TASK TO COMPLETE:
Without including any images, repeat the data exactly.

*** Begin section ***

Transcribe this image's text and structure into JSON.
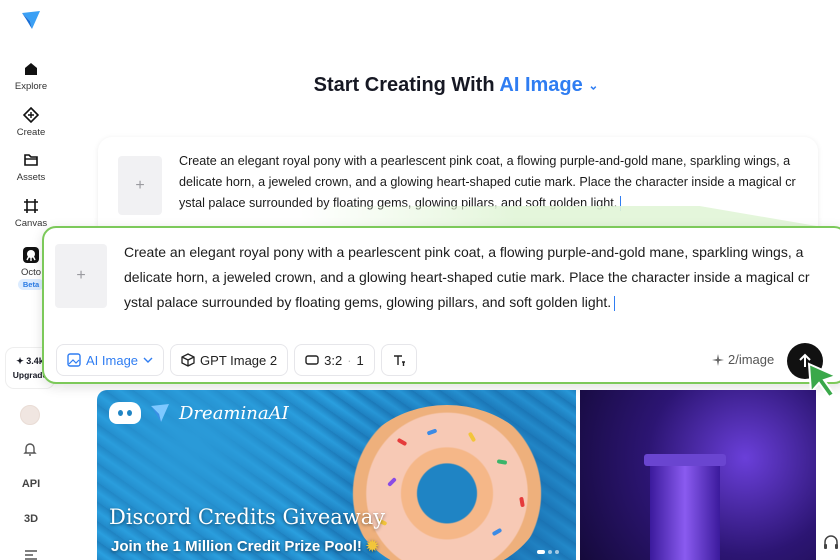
{
  "sidebar": {
    "items": [
      {
        "label": "Explore",
        "icon": "home-icon"
      },
      {
        "label": "Create",
        "icon": "create-icon"
      },
      {
        "label": "Assets",
        "icon": "folder-icon"
      },
      {
        "label": "Canvas",
        "icon": "canvas-icon"
      },
      {
        "label": "Octo",
        "icon": "octo-icon",
        "badge": "Beta"
      }
    ],
    "credits": {
      "count": "3.4k",
      "upgrade": "Upgrade"
    },
    "api_label": "API",
    "three_d_label": "3D"
  },
  "header": {
    "title_prefix": "Start Creating With",
    "title_accent": "AI Image",
    "chevron": "⌄"
  },
  "prompt": {
    "text": "Create an elegant royal pony with a pearlescent pink coat, a flowing purple-and-gold mane, sparkling wings, a delicate horn, a jeweled crown, and a glowing heart-shaped cutie mark. Place the character inside a magical crystal palace surrounded by floating gems, glowing pillars, and soft golden light.",
    "bg_lines": [
      "Create an elegant royal pony with a pearlescent pink coat, a flowing purple-and-gold mane, sparkling wings, a",
      "delicate horn, a jeweled crown, and a glowing heart-shaped cutie mark. Place the character inside a magical cr",
      "ystal palace surrounded by floating gems, glowing pillars, and soft golden light."
    ],
    "zoom_lines": [
      "Create an elegant royal pony with a pearlescent pink coat, a flowing purple-and-gold mane, sparkling wings, a",
      "delicate horn, a jeweled crown, and a glowing heart-shaped cutie mark. Place the character inside a magical cr",
      "ystal palace surrounded by floating gems, glowing pillars, and soft golden light."
    ],
    "add_symbol": "+"
  },
  "toolbar": {
    "mode_label": "AI Image",
    "model_label": "GPT Image 2",
    "ratio_label": "3:2",
    "count_label": "1",
    "cost_label": "2/image"
  },
  "banner": {
    "brand": "DreaminaAI",
    "title": "Discord Credits Giveaway",
    "subtitle": "Join the 1 Million Credit Prize Pool!"
  },
  "colors": {
    "accent": "#2f7df2",
    "highlight_border": "#7cc95a"
  }
}
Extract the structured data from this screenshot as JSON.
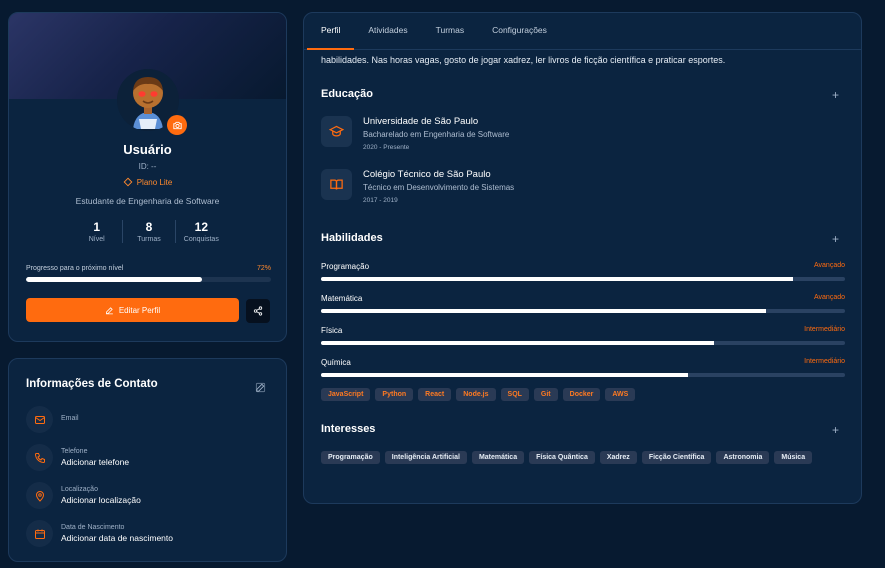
{
  "profile": {
    "name": "Usuário",
    "id_label": "ID: --",
    "plan": "Plano Lite",
    "role": "Estudante de Engenharia de Software",
    "stats": [
      {
        "value": "1",
        "label": "Nível"
      },
      {
        "value": "8",
        "label": "Turmas"
      },
      {
        "value": "12",
        "label": "Conquistas"
      }
    ],
    "progress_label": "Progresso para o próximo nível",
    "progress_text": "72%",
    "progress_value": 0.72,
    "edit_label": "Editar Perfil"
  },
  "contact": {
    "title": "Informações de Contato",
    "items": [
      {
        "label": "Email",
        "value": "",
        "icon": "mail-icon"
      },
      {
        "label": "Telefone",
        "value": "Adicionar telefone",
        "icon": "phone-icon"
      },
      {
        "label": "Localização",
        "value": "Adicionar localização",
        "icon": "map-pin-icon"
      },
      {
        "label": "Data de Nascimento",
        "value": "Adicionar data de nascimento",
        "icon": "calendar-icon"
      }
    ]
  },
  "tabs": [
    "Perfil",
    "Atividades",
    "Turmas",
    "Configurações"
  ],
  "about_text": "habilidades. Nas horas vagas, gosto de jogar xadrez, ler livros de ficção científica e praticar esportes.",
  "education": {
    "title": "Educação",
    "items": [
      {
        "institution": "Universidade de São Paulo",
        "course": "Bacharelado em Engenharia de Software",
        "period": "2020 - Presente",
        "icon": "graduation-cap-icon"
      },
      {
        "institution": "Colégio Técnico de São Paulo",
        "course": "Técnico em Desenvolvimento de Sistemas",
        "period": "2017 - 2019",
        "icon": "book-icon"
      }
    ]
  },
  "skills": {
    "title": "Habilidades",
    "items": [
      {
        "name": "Programação",
        "level": "Avançado",
        "value": 0.9
      },
      {
        "name": "Matemática",
        "level": "Avançado",
        "value": 0.85
      },
      {
        "name": "Física",
        "level": "Intermediário",
        "value": 0.75
      },
      {
        "name": "Química",
        "level": "Intermediário",
        "value": 0.7
      }
    ],
    "tech_tags": [
      "JavaScript",
      "Python",
      "React",
      "Node.js",
      "SQL",
      "Git",
      "Docker",
      "AWS"
    ]
  },
  "interests": {
    "title": "Interesses",
    "tags": [
      "Programação",
      "Inteligência Artificial",
      "Matemática",
      "Física Quântica",
      "Xadrez",
      "Ficção Científica",
      "Astronomia",
      "Música"
    ]
  },
  "colors": {
    "accent": "#ff6b0f",
    "background": "#071a30",
    "card": "#0b2440"
  }
}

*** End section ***

EXERCISE RESULT:
Transcribe this image's text and structure into JSON.
{
  "sidebar": {
    "items": [
      {
        "label": "Explore",
        "icon": "home-icon"
      },
      {
        "label": "Create",
        "icon": "create-icon"
      },
      {
        "label": "Assets",
        "icon": "folder-icon"
      },
      {
        "label": "Canvas",
        "icon": "canvas-icon"
      },
      {
        "label": "Octo",
        "icon": "octo-icon",
        "badge": "Beta"
      }
    ],
    "credits": {
      "count": "3.4k",
      "upgrade": "Upgrade"
    },
    "api_label": "API",
    "three_d_label": "3D"
  },
  "header": {
    "title_prefix": "Start Creating With",
    "title_accent": "AI Image",
    "chevron": "⌄"
  },
  "prompt": {
    "text": "Create an elegant royal pony with a pearlescent pink coat, a flowing purple-and-gold mane, sparkling wings, a delicate horn, a jeweled crown, and a glowing heart-shaped cutie mark. Place the character inside a magical crystal palace surrounded by floating gems, glowing pillars, and soft golden light.",
    "bg_lines": [
      "Create an elegant royal pony with a pearlescent pink coat, a flowing purple-and-gold mane, sparkling wings, a",
      "delicate horn, a jeweled crown, and a glowing heart-shaped cutie mark. Place the character inside a magical cr",
      "ystal palace surrounded by floating gems, glowing pillars, and soft golden light."
    ],
    "zoom_lines": [
      "Create an elegant royal pony with a pearlescent pink coat, a flowing purple-and-gold mane, sparkling wings, a",
      "delicate horn, a jeweled crown, and a glowing heart-shaped cutie mark. Place the character inside a magical cr",
      "ystal palace surrounded by floating gems, glowing pillars, and soft golden light."
    ],
    "add_symbol": "+"
  },
  "toolbar": {
    "mode_label": "AI Image",
    "model_label": "GPT Image 2",
    "ratio_label": "3:2",
    "count_label": "1",
    "cost_label": "2/image"
  },
  "banner": {
    "brand": "DreaminaAI",
    "title": "Discord Credits Giveaway",
    "subtitle": "Join the 1 Million Credit Prize Pool!"
  },
  "colors": {
    "accent": "#2f7df2",
    "highlight_border": "#7cc95a"
  }
}
Extract the structured data from this screenshot as JSON.
{
  "profile": {
    "name": "Usuário",
    "id_label": "ID: --",
    "plan": "Plano Lite",
    "role": "Estudante de Engenharia de Software",
    "stats": [
      {
        "value": "1",
        "label": "Nível"
      },
      {
        "value": "8",
        "label": "Turmas"
      },
      {
        "value": "12",
        "label": "Conquistas"
      }
    ],
    "progress_label": "Progresso para o próximo nível",
    "progress_text": "72%",
    "progress_value": 0.72,
    "edit_label": "Editar Perfil"
  },
  "contact": {
    "title": "Informações de Contato",
    "items": [
      {
        "label": "Email",
        "value": "",
        "icon": "mail-icon"
      },
      {
        "label": "Telefone",
        "value": "Adicionar telefone",
        "icon": "phone-icon"
      },
      {
        "label": "Localização",
        "value": "Adicionar localização",
        "icon": "map-pin-icon"
      },
      {
        "label": "Data de Nascimento",
        "value": "Adicionar data de nascimento",
        "icon": "calendar-icon"
      }
    ]
  },
  "tabs": [
    "Perfil",
    "Atividades",
    "Turmas",
    "Configurações"
  ],
  "about_text": "habilidades. Nas horas vagas, gosto de jogar xadrez, ler livros de ficção científica e praticar esportes.",
  "education": {
    "title": "Educação",
    "items": [
      {
        "institution": "Universidade de São Paulo",
        "course": "Bacharelado em Engenharia de Software",
        "period": "2020 - Presente",
        "icon": "graduation-cap-icon"
      },
      {
        "institution": "Colégio Técnico de São Paulo",
        "course": "Técnico em Desenvolvimento de Sistemas",
        "period": "2017 - 2019",
        "icon": "book-icon"
      }
    ]
  },
  "skills": {
    "title": "Habilidades",
    "items": [
      {
        "name": "Programação",
        "level": "Avançado",
        "value": 0.9
      },
      {
        "name": "Matemática",
        "level": "Avançado",
        "value": 0.85
      },
      {
        "name": "Física",
        "level": "Intermediário",
        "value": 0.75
      },
      {
        "name": "Química",
        "level": "Intermediário",
        "value": 0.7
      }
    ],
    "tech_tags": [
      "JavaScript",
      "Python",
      "React",
      "Node.js",
      "SQL",
      "Git",
      "Docker",
      "AWS"
    ]
  },
  "interests": {
    "title": "Interesses",
    "tags": [
      "Programação",
      "Inteligência Artificial",
      "Matemática",
      "Física Quântica",
      "Xadrez",
      "Ficção Científica",
      "Astronomia",
      "Música"
    ]
  },
  "colors": {
    "accent": "#ff6b0f",
    "background": "#071a30",
    "card": "#0b2440"
  }
}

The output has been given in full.